§ DESCRIPTION OF THE TASK
Count how many lines of the data include "object". The answer is that number and nothing else.

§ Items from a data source

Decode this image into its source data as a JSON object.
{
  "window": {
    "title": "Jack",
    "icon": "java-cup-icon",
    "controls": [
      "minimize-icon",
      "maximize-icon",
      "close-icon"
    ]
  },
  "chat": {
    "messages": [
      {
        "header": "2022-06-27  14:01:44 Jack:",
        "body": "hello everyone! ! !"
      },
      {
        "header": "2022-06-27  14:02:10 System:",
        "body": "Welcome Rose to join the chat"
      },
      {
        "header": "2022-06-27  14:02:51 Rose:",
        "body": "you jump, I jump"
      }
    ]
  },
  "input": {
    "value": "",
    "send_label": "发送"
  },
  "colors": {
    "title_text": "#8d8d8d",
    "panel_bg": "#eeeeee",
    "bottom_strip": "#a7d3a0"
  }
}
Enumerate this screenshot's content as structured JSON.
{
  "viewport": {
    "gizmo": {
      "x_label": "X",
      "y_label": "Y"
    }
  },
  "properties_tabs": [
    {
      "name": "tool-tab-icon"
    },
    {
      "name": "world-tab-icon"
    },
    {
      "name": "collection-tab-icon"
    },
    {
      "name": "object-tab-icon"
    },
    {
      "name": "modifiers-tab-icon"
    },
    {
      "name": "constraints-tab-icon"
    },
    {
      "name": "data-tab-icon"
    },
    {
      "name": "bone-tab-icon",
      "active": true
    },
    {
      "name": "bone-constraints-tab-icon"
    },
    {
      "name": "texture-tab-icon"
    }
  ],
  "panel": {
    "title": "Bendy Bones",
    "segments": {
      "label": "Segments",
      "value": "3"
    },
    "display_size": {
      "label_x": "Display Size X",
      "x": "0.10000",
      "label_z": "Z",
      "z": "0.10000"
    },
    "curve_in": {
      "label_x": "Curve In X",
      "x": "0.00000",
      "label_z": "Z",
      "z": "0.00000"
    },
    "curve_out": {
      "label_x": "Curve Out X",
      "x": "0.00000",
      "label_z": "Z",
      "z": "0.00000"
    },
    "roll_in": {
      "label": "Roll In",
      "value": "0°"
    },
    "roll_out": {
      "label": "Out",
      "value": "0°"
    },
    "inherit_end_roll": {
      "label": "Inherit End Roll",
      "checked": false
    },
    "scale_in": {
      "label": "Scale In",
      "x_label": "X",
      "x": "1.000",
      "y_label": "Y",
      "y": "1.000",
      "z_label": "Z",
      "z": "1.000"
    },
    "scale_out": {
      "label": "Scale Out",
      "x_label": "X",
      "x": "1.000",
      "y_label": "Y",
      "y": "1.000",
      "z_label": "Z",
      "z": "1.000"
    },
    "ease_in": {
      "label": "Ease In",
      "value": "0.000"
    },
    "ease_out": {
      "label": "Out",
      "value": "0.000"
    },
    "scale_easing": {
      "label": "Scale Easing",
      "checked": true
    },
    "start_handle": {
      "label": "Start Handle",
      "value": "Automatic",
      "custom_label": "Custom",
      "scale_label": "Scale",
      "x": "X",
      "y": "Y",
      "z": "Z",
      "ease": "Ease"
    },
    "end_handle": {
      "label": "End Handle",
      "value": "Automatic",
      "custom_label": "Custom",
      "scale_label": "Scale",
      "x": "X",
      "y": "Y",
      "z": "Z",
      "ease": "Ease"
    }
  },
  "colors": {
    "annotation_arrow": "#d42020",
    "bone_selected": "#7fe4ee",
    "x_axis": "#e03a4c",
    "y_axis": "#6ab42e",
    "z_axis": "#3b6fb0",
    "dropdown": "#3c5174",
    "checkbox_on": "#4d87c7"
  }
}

§ OUTPUT FOR THIS EXERCISE
2